The combat has been fleshed out to include counters, which occur when you pick the same type of attack as your opponent, and friendship attacks, which are combo attacks that let two monsters perform a combo attack if they're sufficiently friendly with each other. The matches will also offer a bit more variety with the inclusion of tag-team battles. The new mechanics are complemented by a tweaked display that now includes a "history" bar that tracks which attacks you and your opponent have executed. This actually adds a bit of strategy to the matches, as you can try to find patterns in your opponent's attack history and then use that information when trying to pull off counters.
The graphics in the game are a departure from the cartoony, cel-shaded look of its predecessor on the PlayStation 2, Monster Rancher 3. You'll still find static 2D art on map screens of the town and when visiting various locations in town, as well as during the story sequences. However, the 3D graphics have undergone some tweaking. Monster Rancher 4 has a more traditional polygonal look, giving a mini makeover to the new monster designs introduced in MR3. The menagerie on hand features a bit more personality in this outing, thanks to subtle animation that wasn't as noticeable with the cel-shaded creatures in the previous game. You'll find a boatload of monsters, many of which have made appearances before in the previous games. However, Monster Rancher 4 will also feature some new additions that should be familiar to seasoned gamers.
The audio in the game stays true to the approach taken by the previous entries in the series. You'll hear plenty of music as you work your way to the top of the monster-breeding heap. The game's soundtrack contains a solid collection of tunes that mixes some variations on familiar Monster Rancher themes with all-new music tracks.
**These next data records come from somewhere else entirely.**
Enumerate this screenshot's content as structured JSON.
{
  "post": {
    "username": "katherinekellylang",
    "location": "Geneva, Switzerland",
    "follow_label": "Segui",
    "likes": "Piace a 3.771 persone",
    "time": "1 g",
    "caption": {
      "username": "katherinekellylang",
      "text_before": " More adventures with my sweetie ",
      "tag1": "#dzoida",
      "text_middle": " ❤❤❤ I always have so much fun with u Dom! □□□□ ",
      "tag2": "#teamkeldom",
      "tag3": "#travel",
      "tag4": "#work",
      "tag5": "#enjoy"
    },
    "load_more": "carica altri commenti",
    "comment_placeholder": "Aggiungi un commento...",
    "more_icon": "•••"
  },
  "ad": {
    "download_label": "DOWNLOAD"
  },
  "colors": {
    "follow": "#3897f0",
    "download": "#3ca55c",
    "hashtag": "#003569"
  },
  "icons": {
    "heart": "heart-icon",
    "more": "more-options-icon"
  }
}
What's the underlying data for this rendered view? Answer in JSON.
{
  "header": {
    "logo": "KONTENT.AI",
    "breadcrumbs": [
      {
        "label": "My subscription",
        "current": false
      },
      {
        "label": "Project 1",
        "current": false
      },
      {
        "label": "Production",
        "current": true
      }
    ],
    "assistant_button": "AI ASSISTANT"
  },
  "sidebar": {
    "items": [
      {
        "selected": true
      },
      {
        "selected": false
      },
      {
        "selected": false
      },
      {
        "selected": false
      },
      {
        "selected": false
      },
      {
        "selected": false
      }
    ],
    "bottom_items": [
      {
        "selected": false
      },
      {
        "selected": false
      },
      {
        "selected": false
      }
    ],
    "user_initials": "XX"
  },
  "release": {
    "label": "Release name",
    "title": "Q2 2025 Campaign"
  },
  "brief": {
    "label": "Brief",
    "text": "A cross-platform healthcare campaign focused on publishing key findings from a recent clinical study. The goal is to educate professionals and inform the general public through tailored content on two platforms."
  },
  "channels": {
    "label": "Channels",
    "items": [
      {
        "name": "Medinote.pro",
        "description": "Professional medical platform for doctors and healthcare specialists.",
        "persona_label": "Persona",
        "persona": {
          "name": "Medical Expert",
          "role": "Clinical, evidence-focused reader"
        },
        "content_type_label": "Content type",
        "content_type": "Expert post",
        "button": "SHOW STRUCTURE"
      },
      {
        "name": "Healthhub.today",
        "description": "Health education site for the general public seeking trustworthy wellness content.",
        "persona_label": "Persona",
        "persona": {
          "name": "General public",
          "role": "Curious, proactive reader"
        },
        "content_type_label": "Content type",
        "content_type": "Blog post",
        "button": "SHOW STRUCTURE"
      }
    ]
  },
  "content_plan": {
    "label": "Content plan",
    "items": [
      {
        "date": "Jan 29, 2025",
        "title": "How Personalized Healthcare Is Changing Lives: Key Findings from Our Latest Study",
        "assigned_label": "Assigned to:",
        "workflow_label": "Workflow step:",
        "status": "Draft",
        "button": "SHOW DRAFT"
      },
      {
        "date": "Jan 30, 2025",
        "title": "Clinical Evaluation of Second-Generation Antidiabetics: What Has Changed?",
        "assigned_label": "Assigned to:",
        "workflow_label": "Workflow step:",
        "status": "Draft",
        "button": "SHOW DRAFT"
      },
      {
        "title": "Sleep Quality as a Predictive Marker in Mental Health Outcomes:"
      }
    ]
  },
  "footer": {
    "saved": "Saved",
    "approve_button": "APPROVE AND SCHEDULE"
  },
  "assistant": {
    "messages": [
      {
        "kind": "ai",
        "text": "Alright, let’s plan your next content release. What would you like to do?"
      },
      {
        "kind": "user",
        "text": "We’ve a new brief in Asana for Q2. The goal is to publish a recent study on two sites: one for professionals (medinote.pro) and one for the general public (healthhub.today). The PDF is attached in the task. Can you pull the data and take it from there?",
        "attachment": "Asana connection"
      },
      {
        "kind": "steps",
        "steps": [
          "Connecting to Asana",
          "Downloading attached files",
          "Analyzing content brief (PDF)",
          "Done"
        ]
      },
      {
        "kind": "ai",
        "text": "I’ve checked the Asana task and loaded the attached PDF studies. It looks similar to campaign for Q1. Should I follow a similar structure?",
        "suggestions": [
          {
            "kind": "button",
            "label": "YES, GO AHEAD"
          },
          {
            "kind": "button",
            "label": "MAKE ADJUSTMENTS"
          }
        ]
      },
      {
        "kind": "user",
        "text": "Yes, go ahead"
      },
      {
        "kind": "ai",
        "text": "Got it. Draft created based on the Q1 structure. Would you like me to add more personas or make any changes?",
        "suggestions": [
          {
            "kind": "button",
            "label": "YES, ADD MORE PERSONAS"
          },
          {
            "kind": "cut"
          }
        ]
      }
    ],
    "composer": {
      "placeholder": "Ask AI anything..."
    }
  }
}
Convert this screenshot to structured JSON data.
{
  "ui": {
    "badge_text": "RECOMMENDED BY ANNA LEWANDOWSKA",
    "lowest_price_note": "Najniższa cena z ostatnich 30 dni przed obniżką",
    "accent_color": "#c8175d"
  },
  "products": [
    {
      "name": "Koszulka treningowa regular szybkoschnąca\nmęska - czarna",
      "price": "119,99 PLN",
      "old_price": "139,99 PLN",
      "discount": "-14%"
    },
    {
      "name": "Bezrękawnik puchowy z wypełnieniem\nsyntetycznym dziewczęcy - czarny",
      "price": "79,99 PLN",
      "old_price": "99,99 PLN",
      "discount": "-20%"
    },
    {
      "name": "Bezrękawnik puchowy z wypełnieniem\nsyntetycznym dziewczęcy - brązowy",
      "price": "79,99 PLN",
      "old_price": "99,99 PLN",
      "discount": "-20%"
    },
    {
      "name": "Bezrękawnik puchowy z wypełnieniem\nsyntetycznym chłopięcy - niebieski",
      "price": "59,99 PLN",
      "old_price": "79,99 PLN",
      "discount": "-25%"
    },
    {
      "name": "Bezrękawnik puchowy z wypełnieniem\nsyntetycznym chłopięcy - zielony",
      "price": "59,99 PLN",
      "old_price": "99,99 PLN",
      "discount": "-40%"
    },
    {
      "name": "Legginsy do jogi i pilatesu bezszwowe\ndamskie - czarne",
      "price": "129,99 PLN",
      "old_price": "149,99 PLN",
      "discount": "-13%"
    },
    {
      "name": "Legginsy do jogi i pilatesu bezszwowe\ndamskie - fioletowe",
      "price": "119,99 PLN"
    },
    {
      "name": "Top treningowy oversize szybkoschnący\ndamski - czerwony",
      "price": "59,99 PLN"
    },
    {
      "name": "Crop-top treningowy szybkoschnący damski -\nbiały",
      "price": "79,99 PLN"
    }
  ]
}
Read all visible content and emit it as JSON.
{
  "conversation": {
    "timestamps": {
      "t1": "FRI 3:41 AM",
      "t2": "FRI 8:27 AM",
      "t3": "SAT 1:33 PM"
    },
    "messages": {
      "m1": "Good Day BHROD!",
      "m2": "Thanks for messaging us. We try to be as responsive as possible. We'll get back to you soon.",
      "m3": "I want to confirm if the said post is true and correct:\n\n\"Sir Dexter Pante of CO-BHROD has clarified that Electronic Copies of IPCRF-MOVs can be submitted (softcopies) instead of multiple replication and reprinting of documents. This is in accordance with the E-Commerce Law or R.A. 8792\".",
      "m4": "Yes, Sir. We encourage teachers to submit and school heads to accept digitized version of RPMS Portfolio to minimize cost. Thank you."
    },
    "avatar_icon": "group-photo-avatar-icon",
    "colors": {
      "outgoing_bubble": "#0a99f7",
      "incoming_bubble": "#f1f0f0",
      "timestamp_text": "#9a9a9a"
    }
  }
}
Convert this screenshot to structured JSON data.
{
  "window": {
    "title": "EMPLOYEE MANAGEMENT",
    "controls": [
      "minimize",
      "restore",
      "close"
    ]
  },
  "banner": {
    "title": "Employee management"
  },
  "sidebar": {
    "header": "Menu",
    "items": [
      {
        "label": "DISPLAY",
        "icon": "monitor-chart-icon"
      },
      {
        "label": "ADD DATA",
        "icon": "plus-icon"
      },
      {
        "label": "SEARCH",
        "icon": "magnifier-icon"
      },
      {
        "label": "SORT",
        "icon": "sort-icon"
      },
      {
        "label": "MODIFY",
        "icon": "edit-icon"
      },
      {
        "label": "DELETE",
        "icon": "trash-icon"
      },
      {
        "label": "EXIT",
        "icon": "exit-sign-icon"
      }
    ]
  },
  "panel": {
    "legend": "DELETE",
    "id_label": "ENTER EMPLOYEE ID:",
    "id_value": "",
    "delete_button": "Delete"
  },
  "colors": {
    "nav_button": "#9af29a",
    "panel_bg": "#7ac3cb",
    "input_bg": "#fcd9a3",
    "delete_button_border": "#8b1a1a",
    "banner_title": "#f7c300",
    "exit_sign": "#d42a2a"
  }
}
Voice and sound effects are still a bit thin--you'll primarily hear samples from your monster during battles and while adventuring, but there isn't a whole lot to take in. Sound effects are a bit more varied. You'll hear subtle noises, such as footfalls during story sequences to simulate characters coming and going, and the sounds of the various attacks during battle. Purists may be a bit mortified to hear the disturbingly peppy new theme song from zit-pop group Cooler Kids. While the Japanese version of the game's theme song wasn't a modern classic either, it offered a bit more personality to the game than the bland-tastic US version.
Based on what we've played so far, Monster Rancher 4 should be the strongest entry in the series yet. The change in graphics should please those troubled by the cartoony look of Monster Rancher 3's visuals. On the gameplay side of things, the tweaks and changes to the game's formula do a fine job of keeping the franchise from getting stale as it moves into its fourth iteration. At this point the only thing left to do with the franchise is to take it online. Longtime fans of the series should appreciate the new elements of the game, while newcomers will find that the game offers an engaging and addictive experience that's worth a look. Monster Rancher 4 is currently slated to ship later this month for the PlayStation 2. For more on the menagerie of creatures in the game, check out our ongoing monster roundup.